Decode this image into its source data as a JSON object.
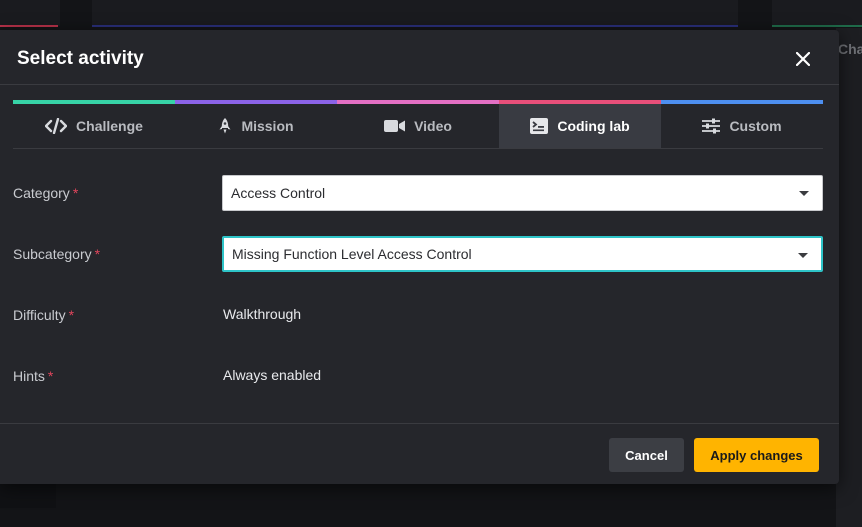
{
  "background": {
    "right_panel_text": "Challe"
  },
  "modal": {
    "title": "Select activity",
    "close_icon": "close-icon"
  },
  "tabs": [
    {
      "label": "Challenge",
      "icon": "code-icon",
      "color": "#37d3a7",
      "active": false
    },
    {
      "label": "Mission",
      "icon": "rocket-icon",
      "color": "#8b63e8",
      "active": false
    },
    {
      "label": "Video",
      "icon": "video-camera-icon",
      "color": "#e36fc4",
      "active": false
    },
    {
      "label": "Coding lab",
      "icon": "coding-lab-icon",
      "color": "#e84f7a",
      "active": true
    },
    {
      "label": "Custom",
      "icon": "sliders-icon",
      "color": "#4d8ff0",
      "active": false
    }
  ],
  "form": {
    "category": {
      "label": "Category",
      "required": "*",
      "value": "Access Control"
    },
    "subcategory": {
      "label": "Subcategory",
      "required": "*",
      "value": "Missing Function Level Access Control"
    },
    "difficulty": {
      "label": "Difficulty",
      "required": "*",
      "value": "Walkthrough"
    },
    "hints": {
      "label": "Hints",
      "required": "*",
      "value": "Always enabled"
    }
  },
  "footer": {
    "cancel_label": "Cancel",
    "apply_label": "Apply changes"
  },
  "colors": {
    "accent_yellow": "#ffb400",
    "focus_teal": "#2ec4c8",
    "required_red": "#e0455c"
  }
}
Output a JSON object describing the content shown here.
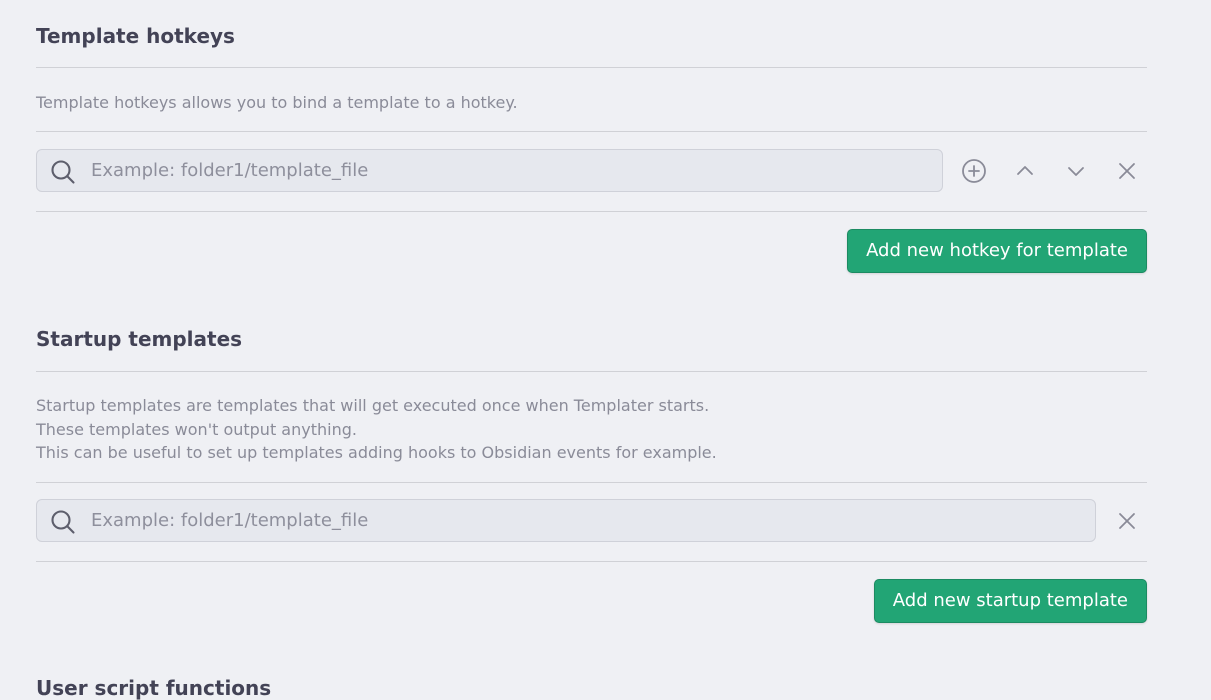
{
  "template_hotkeys": {
    "heading": "Template hotkeys",
    "description": "Template hotkeys allows you to bind a template to a hotkey.",
    "search": {
      "placeholder": "Example: folder1/template_file",
      "value": ""
    },
    "row_icons": [
      "plus-circle-icon",
      "chevron-up-icon",
      "chevron-down-icon",
      "close-icon"
    ],
    "add_button_label": "Add new hotkey for template"
  },
  "startup_templates": {
    "heading": "Startup templates",
    "description_lines": [
      "Startup templates are templates that will get executed once when Templater starts.",
      "These templates won't output anything.",
      "This can be useful to set up templates adding hooks to Obsidian events for example."
    ],
    "search": {
      "placeholder": "Example: folder1/template_file",
      "value": ""
    },
    "row_icons": [
      "close-icon"
    ],
    "add_button_label": "Add new startup template"
  },
  "user_script_functions": {
    "heading": "User script functions"
  },
  "colors": {
    "background": "#eff0f4",
    "accent_button": "#22a575",
    "input_background": "#e6e8ee",
    "muted_text": "#8a8b98",
    "heading_text": "#434356"
  }
}
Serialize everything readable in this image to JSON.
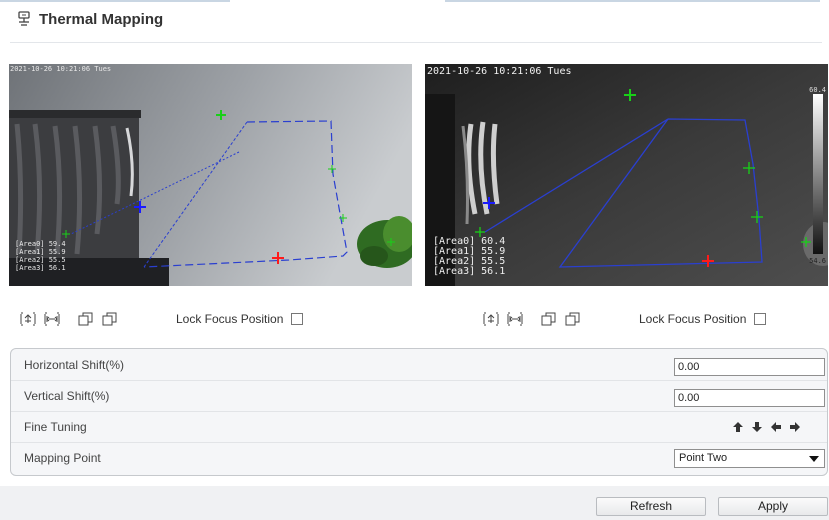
{
  "page": {
    "title": "Thermal Mapping"
  },
  "video_left": {
    "timestamp": "2021-10-26 10:21:06 Tues",
    "areas": [
      "[Area0] 59.4",
      "[Area1] 55.9",
      "[Area2] 55.5",
      "[Area3] 56.1"
    ]
  },
  "video_right": {
    "timestamp": "2021-10-26 10:21:06 Tues",
    "areas": [
      "[Area0] 60.4",
      "[Area1] 55.9",
      "[Area2] 55.5",
      "[Area3] 56.1"
    ],
    "scale_max": "60.4",
    "scale_min": "54.6"
  },
  "controls": {
    "lock_focus_label": "Lock Focus Position",
    "icons": [
      "zoom-in-icon",
      "zoom-out-icon",
      "window-a-icon",
      "window-b-icon"
    ]
  },
  "settings": {
    "horizontal_shift_label": "Horizontal Shift(%)",
    "horizontal_shift_value": "0.00",
    "vertical_shift_label": "Vertical Shift(%)",
    "vertical_shift_value": "0.00",
    "fine_tuning_label": "Fine Tuning",
    "mapping_point_label": "Mapping Point",
    "mapping_point_value": "Point Two"
  },
  "buttons": {
    "refresh": "Refresh",
    "apply": "Apply"
  },
  "colors": {
    "panel_bg": "#f5f6f8",
    "overlay_line": "#2a3fd0",
    "marker_green": "#18d018",
    "marker_red": "#ff1a1a",
    "marker_blue": "#1a1aff"
  }
}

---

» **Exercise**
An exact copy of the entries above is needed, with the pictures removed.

» **Output of the exercise**
Decode this image into its source data as a JSON object.
{
  "background": {
    "right_panel_text": "Challe"
  },
  "modal": {
    "title": "Select activity",
    "close_icon": "close-icon"
  },
  "tabs": [
    {
      "label": "Challenge",
      "icon": "code-icon",
      "color": "#37d3a7",
      "active": false
    },
    {
      "label": "Mission",
      "icon": "rocket-icon",
      "color": "#8b63e8",
      "active": false
    },
    {
      "label": "Video",
      "icon": "video-camera-icon",
      "color": "#e36fc4",
      "active": false
    },
    {
      "label": "Coding lab",
      "icon": "coding-lab-icon",
      "color": "#e84f7a",
      "active": true
    },
    {
      "label": "Custom",
      "icon": "sliders-icon",
      "color": "#4d8ff0",
      "active": false
    }
  ],
  "form": {
    "category": {
      "label": "Category",
      "required": "*",
      "value": "Access Control"
    },
    "subcategory": {
      "label": "Subcategory",
      "required": "*",
      "value": "Missing Function Level Access Control"
    },
    "difficulty": {
      "label": "Difficulty",
      "required": "*",
      "value": "Walkthrough"
    },
    "hints": {
      "label": "Hints",
      "required": "*",
      "value": "Always enabled"
    }
  },
  "footer": {
    "cancel_label": "Cancel",
    "apply_label": "Apply changes"
  },
  "colors": {
    "accent_yellow": "#ffb400",
    "focus_teal": "#2ec4c8",
    "required_red": "#e0455c"
  }
}
Output a JSON object describing the content shown here.
{
  "template_hotkeys": {
    "heading": "Template hotkeys",
    "description": "Template hotkeys allows you to bind a template to a hotkey.",
    "search": {
      "placeholder": "Example: folder1/template_file",
      "value": ""
    },
    "row_icons": [
      "plus-circle-icon",
      "chevron-up-icon",
      "chevron-down-icon",
      "close-icon"
    ],
    "add_button_label": "Add new hotkey for template"
  },
  "startup_templates": {
    "heading": "Startup templates",
    "description_lines": [
      "Startup templates are templates that will get executed once when Templater starts.",
      "These templates won't output anything.",
      "This can be useful to set up templates adding hooks to Obsidian events for example."
    ],
    "search": {
      "placeholder": "Example: folder1/template_file",
      "value": ""
    },
    "row_icons": [
      "close-icon"
    ],
    "add_button_label": "Add new startup template"
  },
  "user_script_functions": {
    "heading": "User script functions"
  },
  "colors": {
    "background": "#eff0f4",
    "accent_button": "#22a575",
    "input_background": "#e6e8ee",
    "muted_text": "#8a8b98",
    "heading_text": "#434356"
  }
}
Serialize everything readable in this image to JSON.
{
  "page": {
    "title": "Thermal Mapping"
  },
  "video_left": {
    "timestamp": "2021-10-26 10:21:06 Tues",
    "areas": [
      "[Area0] 59.4",
      "[Area1] 55.9",
      "[Area2] 55.5",
      "[Area3] 56.1"
    ]
  },
  "video_right": {
    "timestamp": "2021-10-26 10:21:06 Tues",
    "areas": [
      "[Area0] 60.4",
      "[Area1] 55.9",
      "[Area2] 55.5",
      "[Area3] 56.1"
    ],
    "scale_max": "60.4",
    "scale_min": "54.6"
  },
  "controls": {
    "lock_focus_label": "Lock Focus Position",
    "icons": [
      "zoom-in-icon",
      "zoom-out-icon",
      "window-a-icon",
      "window-b-icon"
    ]
  },
  "settings": {
    "horizontal_shift_label": "Horizontal Shift(%)",
    "horizontal_shift_value": "0.00",
    "vertical_shift_label": "Vertical Shift(%)",
    "vertical_shift_value": "0.00",
    "fine_tuning_label": "Fine Tuning",
    "mapping_point_label": "Mapping Point",
    "mapping_point_value": "Point Two"
  },
  "buttons": {
    "refresh": "Refresh",
    "apply": "Apply"
  },
  "colors": {
    "panel_bg": "#f5f6f8",
    "overlay_line": "#2a3fd0",
    "marker_green": "#18d018",
    "marker_red": "#ff1a1a",
    "marker_blue": "#1a1aff"
  }
}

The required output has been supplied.